BCS calls for power restraint

The British Computer Society (BCS) is calling on data centres owners and operators to tackle growing energy concerns.

The BCS Data Centre specialist group members and other external industry experts have created a white paper stressing the importance of data centre metrics and reviews.

It compares current data centre efficiency metrics in terms of what they are useful for and what information they offer, as well as what metrics are going to be needed in the future in order for businesses to gain effective understanding and control of energy and cost efficiency in their data centre. The paper also proposes a set of analysis methods and metrics for operators to complement the existing industry reporting metrics.

Zahl Limbuwala, chair of the BCS Data Centre specialist group and co-writer of the report, said: "The data centre is a very complex environment that does not really lend itself to simple analysis and measurement. There are no effective standards for what to measure or where and how to measure it."

"To make matters worse, the industry metrics that are gaining some traction are simple reporting measures not intended to compare or benchmark data centres, although they are being used for that very purpose in the absence of more effective analysis metrics," Limbuwala said. "We hope the white paper will explain the reasons why there is still much more work to be done in this area."

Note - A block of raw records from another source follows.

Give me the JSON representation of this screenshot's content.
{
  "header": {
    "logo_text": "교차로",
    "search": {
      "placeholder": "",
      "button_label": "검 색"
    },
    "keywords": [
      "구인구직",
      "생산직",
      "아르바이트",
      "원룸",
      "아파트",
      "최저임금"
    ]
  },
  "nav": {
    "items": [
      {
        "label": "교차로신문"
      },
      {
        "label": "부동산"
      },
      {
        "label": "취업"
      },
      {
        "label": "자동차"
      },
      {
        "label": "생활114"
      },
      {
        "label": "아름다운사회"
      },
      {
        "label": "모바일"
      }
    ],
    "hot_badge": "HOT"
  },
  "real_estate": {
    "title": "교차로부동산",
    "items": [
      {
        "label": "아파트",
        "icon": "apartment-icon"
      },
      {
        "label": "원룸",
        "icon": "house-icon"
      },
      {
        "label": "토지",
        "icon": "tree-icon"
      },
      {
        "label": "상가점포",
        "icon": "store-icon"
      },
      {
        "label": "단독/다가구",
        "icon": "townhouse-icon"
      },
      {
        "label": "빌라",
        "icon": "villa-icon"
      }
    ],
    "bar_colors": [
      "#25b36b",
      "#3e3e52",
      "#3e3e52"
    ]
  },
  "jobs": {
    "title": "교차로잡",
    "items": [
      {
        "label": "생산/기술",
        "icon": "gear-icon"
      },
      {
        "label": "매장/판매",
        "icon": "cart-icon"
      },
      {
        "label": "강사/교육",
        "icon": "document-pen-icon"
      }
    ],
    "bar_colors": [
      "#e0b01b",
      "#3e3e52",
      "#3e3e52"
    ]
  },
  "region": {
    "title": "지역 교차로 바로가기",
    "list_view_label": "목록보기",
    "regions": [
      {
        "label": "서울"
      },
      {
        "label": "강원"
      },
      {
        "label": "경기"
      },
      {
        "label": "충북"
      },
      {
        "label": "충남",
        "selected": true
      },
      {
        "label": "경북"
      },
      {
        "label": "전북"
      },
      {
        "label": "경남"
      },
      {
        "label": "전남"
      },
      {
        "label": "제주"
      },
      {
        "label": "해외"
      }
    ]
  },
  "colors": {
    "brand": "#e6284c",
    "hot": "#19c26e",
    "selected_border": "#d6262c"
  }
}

He added that the group's research has shown that there are many misconceptions about how to improve energy efficiency within a data centre, the main one being that there is a trade off between cost and efficiency.

"While money may be needed to make the changes initially, this will be more than recovered by the savings made by using less energy, this net improvement in the bottom line justifies the required changes especially with today's rising energy costs," he said.

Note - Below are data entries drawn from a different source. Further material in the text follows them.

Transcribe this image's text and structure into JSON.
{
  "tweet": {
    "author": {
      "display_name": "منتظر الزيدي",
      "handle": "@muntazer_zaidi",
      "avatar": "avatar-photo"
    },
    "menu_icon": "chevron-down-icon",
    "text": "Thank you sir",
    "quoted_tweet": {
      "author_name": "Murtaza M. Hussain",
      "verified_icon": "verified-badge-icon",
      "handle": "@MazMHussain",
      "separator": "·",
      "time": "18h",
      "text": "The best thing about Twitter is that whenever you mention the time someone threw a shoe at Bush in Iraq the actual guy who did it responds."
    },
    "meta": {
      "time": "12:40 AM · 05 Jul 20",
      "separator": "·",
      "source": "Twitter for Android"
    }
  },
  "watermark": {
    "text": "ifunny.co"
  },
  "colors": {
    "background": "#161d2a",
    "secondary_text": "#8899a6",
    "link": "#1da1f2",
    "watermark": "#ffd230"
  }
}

Earlier this year, the group announced funding from the Carbon Trust and Romonet to produce simulation software for data centre operators based on the findings of the white paper.

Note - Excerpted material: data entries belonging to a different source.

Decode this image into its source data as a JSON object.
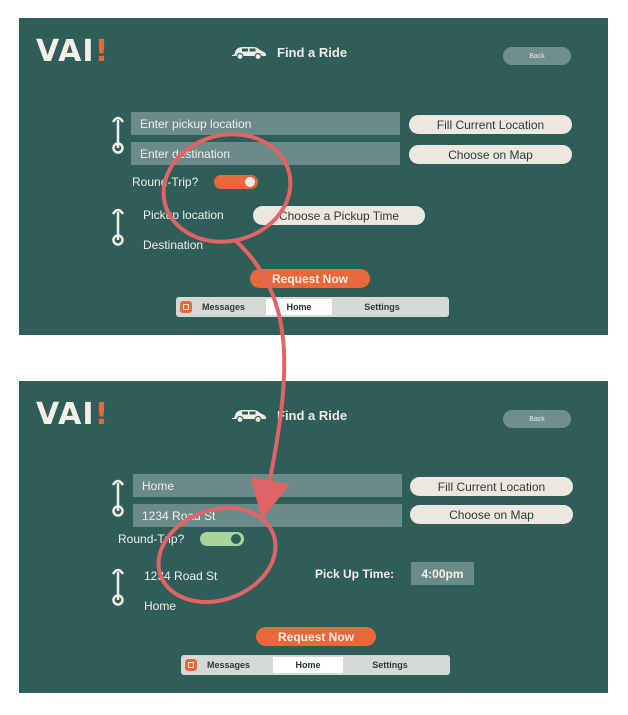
{
  "app": {
    "logo": "VAI",
    "logo_accent": "!"
  },
  "colors": {
    "panel": "#2f5d5a",
    "accent": "#e8683a",
    "toggle_on": "#a9d59a",
    "annotation": "#e06463"
  },
  "top": {
    "title": "Find a Ride",
    "back": "Back",
    "pickup_placeholder": "Enter pickup location",
    "destination_placeholder": "Enter destination",
    "fill_current": "Fill Current Location",
    "choose_map": "Choose on Map",
    "round_trip": "Round-Trip?",
    "round_trip_state": "off",
    "pickup_label": "Pickup location",
    "destination_label": "Destination",
    "choose_time": "Choose a Pickup Time",
    "request": "Request Now",
    "tabs": {
      "messages": "Messages",
      "home": "Home",
      "settings": "Settings"
    }
  },
  "bottom": {
    "title": "Find a Ride",
    "back": "Back",
    "pickup_value": "Home",
    "destination_value": "1234 Road St",
    "fill_current": "Fill Current Location",
    "choose_map": "Choose on Map",
    "round_trip": "Round-Trip?",
    "round_trip_state": "on",
    "return_pickup": "1234 Road St",
    "return_destination": "Home",
    "pickup_time_label": "Pick Up Time:",
    "pickup_time": "4:00pm",
    "request": "Request Now",
    "tabs": {
      "messages": "Messages",
      "home": "Home",
      "settings": "Settings"
    }
  }
}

The paper can be found here.

Miya Knights

A 25-year veteran enterprise technology expert, Miya Knights applies her deep understanding of technology gained through her journalism career to both her role as a consultant and as director at Retail Technology Magazine, which she helped shape over the past 17 years. Miya was educated at Oxford University, earning a master’s degree in English.

Her role as a journalist has seen her write for many of the leading technology publishers in the UK such as ITPro, TechWeekEurope, CIO UK, Computer Weekly, and also a number of national newspapers including The Times, Independent, and Financial Times.